A visitor from outer space would be forgiven for thinking that virtualization, utility computing and Cloud computing are different capabilities. But most of us understand that many product and service offerings use the terms rather casually and the trend is to assume they are all describing the same thing, where virtualization is synonymous with utility computing which is synonymous with Cloud. Some might say these are just steps in the evolutionary process – where utility has simply evolved into Cloud.
So, are they the same or different? Can the terms be used interchangeably, or are there clear distinctions between them?

The answer is not straightforward. There are clearly some common, overlapping characteristics that allow the terms to be used interchangeably. But at the same time there are other characteristics that enable them to be distinguished from each other.

The report aims to provide clarification. To identify the similarities and differences in those characteristics, and provide a framework in which organizations can decide which capabilities they require in specific situations – as it is unlikely that one model alone will suit all their requirements.

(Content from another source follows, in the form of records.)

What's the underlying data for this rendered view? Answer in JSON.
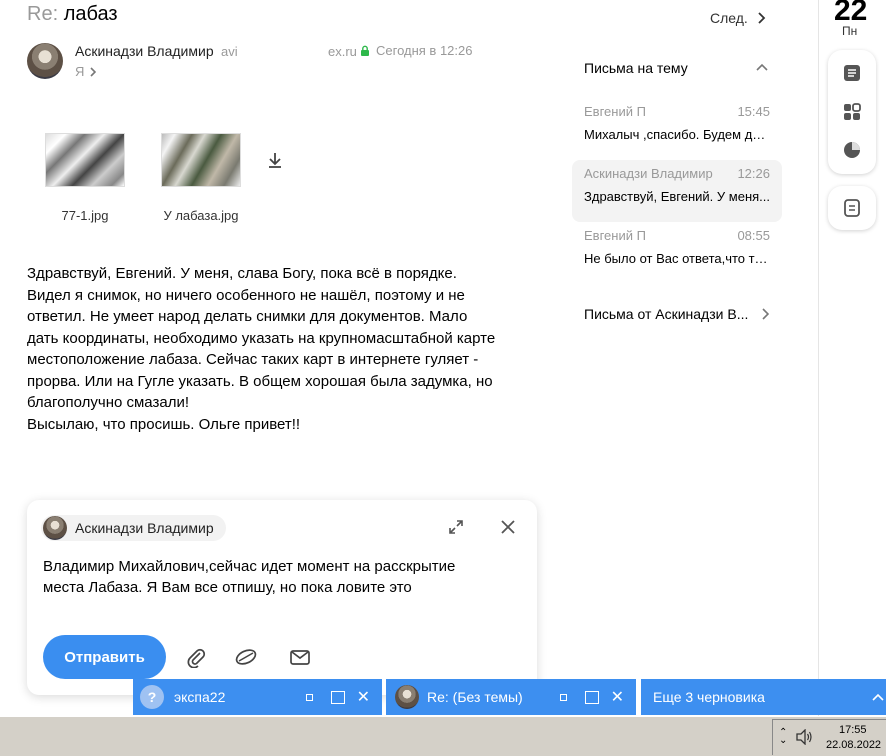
{
  "header": {
    "re": "Re:",
    "subject": "лабаз",
    "next_label": "След."
  },
  "message": {
    "sender_name": "Аскинадзи Владимир",
    "sender_email_start": "avi",
    "sender_email_end": "ex.ru",
    "date": "Сегодня в 12:26",
    "to": "Я",
    "attachments": [
      {
        "name": "77-1.jpg"
      },
      {
        "name": "У лабаза.jpg"
      }
    ],
    "body": "Здравствуй, Евгений. У меня, слава Богу, пока всё в порядке.\nВидел я снимок, но ничего особенного не нашёл, поэтому и не\nответил. Не умеет народ делать снимки для документов. Мало\nдать координаты, необходимо указать на крупномасштабной карте\nместоположение лабаза. Сейчас таких карт в интернете гуляет -\nпрорва. Или на Гугле указать. В общем хорошая была задумка, но\nблагополучно смазали!\nВысылаю, что просишь. Ольге привет!!"
  },
  "thread": {
    "title": "Письма на тему",
    "items": [
      {
        "from": "Евгений П",
        "time": "15:45",
        "snippet": "Михалыч ,спасибо. Будем де..."
      },
      {
        "from": "Аскинадзи Владимир",
        "time": "12:26",
        "snippet": "Здравствуй, Евгений. У меня..."
      },
      {
        "from": "Евгений П",
        "time": "08:55",
        "snippet": "Не было от Вас ответа,что то ..."
      }
    ],
    "from_link": "Письма от Аскинадзи В..."
  },
  "calendar": {
    "day": "22",
    "weekday": "Пн"
  },
  "compose": {
    "recipient": "Аскинадзи Владимир",
    "text": "Владимир Михайлович,сейчас идет момент на расскрытие\nместа Лабаза. Я  Вам все отпишу, но пока ловите это",
    "send_label": "Отправить"
  },
  "drafts": [
    {
      "title": "экспа22"
    },
    {
      "title": "Re: (Без темы)"
    }
  ],
  "more_drafts": "Еще 3 черновика",
  "taskbar": {
    "time": "17:55",
    "date": "22.08.2022"
  },
  "colors": {
    "accent": "#3a8ef0",
    "draft_bar": "#3d8ff0",
    "muted": "#999999"
  }
}
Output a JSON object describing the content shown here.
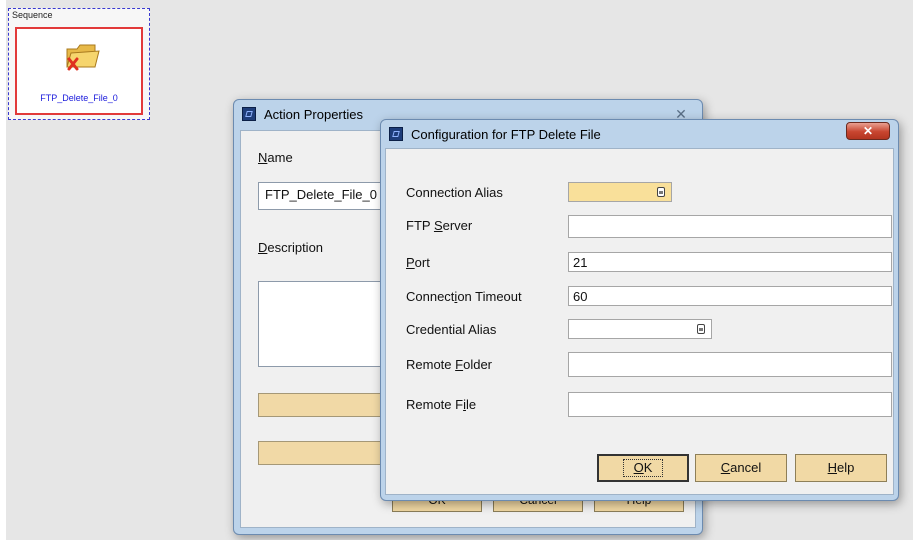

Thursday, 6 January 2011

ESB - Everyone's Silver Bullet?

Given its prominence in any discussions around SOA for several years, you might think that by now everyone has acquired an Enterprise Service Bus (ESB).  However, it is clear that there is still ongoing discussion about the need for an ESB, and questions still remain as to what exactly an ESB is.  Cloud computing seems to have renewed interest in the topic. In the same way that people asked "do I need an ESB to do SOA?", we now have "do I need an ESB to do Cloud Computing?" (at least amongst those who recognize that Cloud Computing is largely service-based).

I sometimes think a better expansion of the abbreviation might be “Everyone’s Silver Bullet”, such is the perception that all you need to buy is an ESB and all your problems are solved.

Wednesday, 5 January 2011

SOA in Context

SOA does not exist in isolation. Whilst it may be the centre of the universe for SOA aficionados, SOA is just part of a "bigger picture". That isn't to say that SOA can be marginalized. Far from it, as SOA is an important part of, and enabler of that bigger picture as the image below illustrates.